▶ **Task item**: Every entry is to be reproduced word for word, but the images are not.

══════

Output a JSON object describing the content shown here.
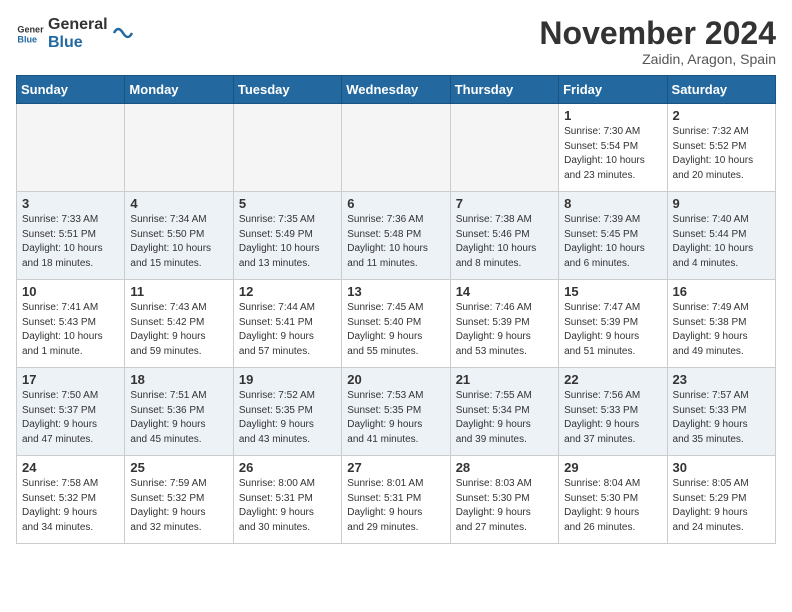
{
  "header": {
    "logo_line1": "General",
    "logo_line2": "Blue",
    "month": "November 2024",
    "location": "Zaidin, Aragon, Spain"
  },
  "weekdays": [
    "Sunday",
    "Monday",
    "Tuesday",
    "Wednesday",
    "Thursday",
    "Friday",
    "Saturday"
  ],
  "weeks": [
    [
      {
        "day": "",
        "info": ""
      },
      {
        "day": "",
        "info": ""
      },
      {
        "day": "",
        "info": ""
      },
      {
        "day": "",
        "info": ""
      },
      {
        "day": "",
        "info": ""
      },
      {
        "day": "1",
        "info": "Sunrise: 7:30 AM\nSunset: 5:54 PM\nDaylight: 10 hours\nand 23 minutes."
      },
      {
        "day": "2",
        "info": "Sunrise: 7:32 AM\nSunset: 5:52 PM\nDaylight: 10 hours\nand 20 minutes."
      }
    ],
    [
      {
        "day": "3",
        "info": "Sunrise: 7:33 AM\nSunset: 5:51 PM\nDaylight: 10 hours\nand 18 minutes."
      },
      {
        "day": "4",
        "info": "Sunrise: 7:34 AM\nSunset: 5:50 PM\nDaylight: 10 hours\nand 15 minutes."
      },
      {
        "day": "5",
        "info": "Sunrise: 7:35 AM\nSunset: 5:49 PM\nDaylight: 10 hours\nand 13 minutes."
      },
      {
        "day": "6",
        "info": "Sunrise: 7:36 AM\nSunset: 5:48 PM\nDaylight: 10 hours\nand 11 minutes."
      },
      {
        "day": "7",
        "info": "Sunrise: 7:38 AM\nSunset: 5:46 PM\nDaylight: 10 hours\nand 8 minutes."
      },
      {
        "day": "8",
        "info": "Sunrise: 7:39 AM\nSunset: 5:45 PM\nDaylight: 10 hours\nand 6 minutes."
      },
      {
        "day": "9",
        "info": "Sunrise: 7:40 AM\nSunset: 5:44 PM\nDaylight: 10 hours\nand 4 minutes."
      }
    ],
    [
      {
        "day": "10",
        "info": "Sunrise: 7:41 AM\nSunset: 5:43 PM\nDaylight: 10 hours\nand 1 minute."
      },
      {
        "day": "11",
        "info": "Sunrise: 7:43 AM\nSunset: 5:42 PM\nDaylight: 9 hours\nand 59 minutes."
      },
      {
        "day": "12",
        "info": "Sunrise: 7:44 AM\nSunset: 5:41 PM\nDaylight: 9 hours\nand 57 minutes."
      },
      {
        "day": "13",
        "info": "Sunrise: 7:45 AM\nSunset: 5:40 PM\nDaylight: 9 hours\nand 55 minutes."
      },
      {
        "day": "14",
        "info": "Sunrise: 7:46 AM\nSunset: 5:39 PM\nDaylight: 9 hours\nand 53 minutes."
      },
      {
        "day": "15",
        "info": "Sunrise: 7:47 AM\nSunset: 5:39 PM\nDaylight: 9 hours\nand 51 minutes."
      },
      {
        "day": "16",
        "info": "Sunrise: 7:49 AM\nSunset: 5:38 PM\nDaylight: 9 hours\nand 49 minutes."
      }
    ],
    [
      {
        "day": "17",
        "info": "Sunrise: 7:50 AM\nSunset: 5:37 PM\nDaylight: 9 hours\nand 47 minutes."
      },
      {
        "day": "18",
        "info": "Sunrise: 7:51 AM\nSunset: 5:36 PM\nDaylight: 9 hours\nand 45 minutes."
      },
      {
        "day": "19",
        "info": "Sunrise: 7:52 AM\nSunset: 5:35 PM\nDaylight: 9 hours\nand 43 minutes."
      },
      {
        "day": "20",
        "info": "Sunrise: 7:53 AM\nSunset: 5:35 PM\nDaylight: 9 hours\nand 41 minutes."
      },
      {
        "day": "21",
        "info": "Sunrise: 7:55 AM\nSunset: 5:34 PM\nDaylight: 9 hours\nand 39 minutes."
      },
      {
        "day": "22",
        "info": "Sunrise: 7:56 AM\nSunset: 5:33 PM\nDaylight: 9 hours\nand 37 minutes."
      },
      {
        "day": "23",
        "info": "Sunrise: 7:57 AM\nSunset: 5:33 PM\nDaylight: 9 hours\nand 35 minutes."
      }
    ],
    [
      {
        "day": "24",
        "info": "Sunrise: 7:58 AM\nSunset: 5:32 PM\nDaylight: 9 hours\nand 34 minutes."
      },
      {
        "day": "25",
        "info": "Sunrise: 7:59 AM\nSunset: 5:32 PM\nDaylight: 9 hours\nand 32 minutes."
      },
      {
        "day": "26",
        "info": "Sunrise: 8:00 AM\nSunset: 5:31 PM\nDaylight: 9 hours\nand 30 minutes."
      },
      {
        "day": "27",
        "info": "Sunrise: 8:01 AM\nSunset: 5:31 PM\nDaylight: 9 hours\nand 29 minutes."
      },
      {
        "day": "28",
        "info": "Sunrise: 8:03 AM\nSunset: 5:30 PM\nDaylight: 9 hours\nand 27 minutes."
      },
      {
        "day": "29",
        "info": "Sunrise: 8:04 AM\nSunset: 5:30 PM\nDaylight: 9 hours\nand 26 minutes."
      },
      {
        "day": "30",
        "info": "Sunrise: 8:05 AM\nSunset: 5:29 PM\nDaylight: 9 hours\nand 24 minutes."
      }
    ]
  ]
}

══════

▶ **Expected answer**:
Output a JSON object describing the content shown here.
{
  "header": {
    "logo_line1": "General",
    "logo_line2": "Blue",
    "month": "November 2024",
    "location": "Zaidin, Aragon, Spain"
  },
  "weekdays": [
    "Sunday",
    "Monday",
    "Tuesday",
    "Wednesday",
    "Thursday",
    "Friday",
    "Saturday"
  ],
  "weeks": [
    [
      {
        "day": "",
        "info": ""
      },
      {
        "day": "",
        "info": ""
      },
      {
        "day": "",
        "info": ""
      },
      {
        "day": "",
        "info": ""
      },
      {
        "day": "",
        "info": ""
      },
      {
        "day": "1",
        "info": "Sunrise: 7:30 AM\nSunset: 5:54 PM\nDaylight: 10 hours\nand 23 minutes."
      },
      {
        "day": "2",
        "info": "Sunrise: 7:32 AM\nSunset: 5:52 PM\nDaylight: 10 hours\nand 20 minutes."
      }
    ],
    [
      {
        "day": "3",
        "info": "Sunrise: 7:33 AM\nSunset: 5:51 PM\nDaylight: 10 hours\nand 18 minutes."
      },
      {
        "day": "4",
        "info": "Sunrise: 7:34 AM\nSunset: 5:50 PM\nDaylight: 10 hours\nand 15 minutes."
      },
      {
        "day": "5",
        "info": "Sunrise: 7:35 AM\nSunset: 5:49 PM\nDaylight: 10 hours\nand 13 minutes."
      },
      {
        "day": "6",
        "info": "Sunrise: 7:36 AM\nSunset: 5:48 PM\nDaylight: 10 hours\nand 11 minutes."
      },
      {
        "day": "7",
        "info": "Sunrise: 7:38 AM\nSunset: 5:46 PM\nDaylight: 10 hours\nand 8 minutes."
      },
      {
        "day": "8",
        "info": "Sunrise: 7:39 AM\nSunset: 5:45 PM\nDaylight: 10 hours\nand 6 minutes."
      },
      {
        "day": "9",
        "info": "Sunrise: 7:40 AM\nSunset: 5:44 PM\nDaylight: 10 hours\nand 4 minutes."
      }
    ],
    [
      {
        "day": "10",
        "info": "Sunrise: 7:41 AM\nSunset: 5:43 PM\nDaylight: 10 hours\nand 1 minute."
      },
      {
        "day": "11",
        "info": "Sunrise: 7:43 AM\nSunset: 5:42 PM\nDaylight: 9 hours\nand 59 minutes."
      },
      {
        "day": "12",
        "info": "Sunrise: 7:44 AM\nSunset: 5:41 PM\nDaylight: 9 hours\nand 57 minutes."
      },
      {
        "day": "13",
        "info": "Sunrise: 7:45 AM\nSunset: 5:40 PM\nDaylight: 9 hours\nand 55 minutes."
      },
      {
        "day": "14",
        "info": "Sunrise: 7:46 AM\nSunset: 5:39 PM\nDaylight: 9 hours\nand 53 minutes."
      },
      {
        "day": "15",
        "info": "Sunrise: 7:47 AM\nSunset: 5:39 PM\nDaylight: 9 hours\nand 51 minutes."
      },
      {
        "day": "16",
        "info": "Sunrise: 7:49 AM\nSunset: 5:38 PM\nDaylight: 9 hours\nand 49 minutes."
      }
    ],
    [
      {
        "day": "17",
        "info": "Sunrise: 7:50 AM\nSunset: 5:37 PM\nDaylight: 9 hours\nand 47 minutes."
      },
      {
        "day": "18",
        "info": "Sunrise: 7:51 AM\nSunset: 5:36 PM\nDaylight: 9 hours\nand 45 minutes."
      },
      {
        "day": "19",
        "info": "Sunrise: 7:52 AM\nSunset: 5:35 PM\nDaylight: 9 hours\nand 43 minutes."
      },
      {
        "day": "20",
        "info": "Sunrise: 7:53 AM\nSunset: 5:35 PM\nDaylight: 9 hours\nand 41 minutes."
      },
      {
        "day": "21",
        "info": "Sunrise: 7:55 AM\nSunset: 5:34 PM\nDaylight: 9 hours\nand 39 minutes."
      },
      {
        "day": "22",
        "info": "Sunrise: 7:56 AM\nSunset: 5:33 PM\nDaylight: 9 hours\nand 37 minutes."
      },
      {
        "day": "23",
        "info": "Sunrise: 7:57 AM\nSunset: 5:33 PM\nDaylight: 9 hours\nand 35 minutes."
      }
    ],
    [
      {
        "day": "24",
        "info": "Sunrise: 7:58 AM\nSunset: 5:32 PM\nDaylight: 9 hours\nand 34 minutes."
      },
      {
        "day": "25",
        "info": "Sunrise: 7:59 AM\nSunset: 5:32 PM\nDaylight: 9 hours\nand 32 minutes."
      },
      {
        "day": "26",
        "info": "Sunrise: 8:00 AM\nSunset: 5:31 PM\nDaylight: 9 hours\nand 30 minutes."
      },
      {
        "day": "27",
        "info": "Sunrise: 8:01 AM\nSunset: 5:31 PM\nDaylight: 9 hours\nand 29 minutes."
      },
      {
        "day": "28",
        "info": "Sunrise: 8:03 AM\nSunset: 5:30 PM\nDaylight: 9 hours\nand 27 minutes."
      },
      {
        "day": "29",
        "info": "Sunrise: 8:04 AM\nSunset: 5:30 PM\nDaylight: 9 hours\nand 26 minutes."
      },
      {
        "day": "30",
        "info": "Sunrise: 8:05 AM\nSunset: 5:29 PM\nDaylight: 9 hours\nand 24 minutes."
      }
    ]
  ]
}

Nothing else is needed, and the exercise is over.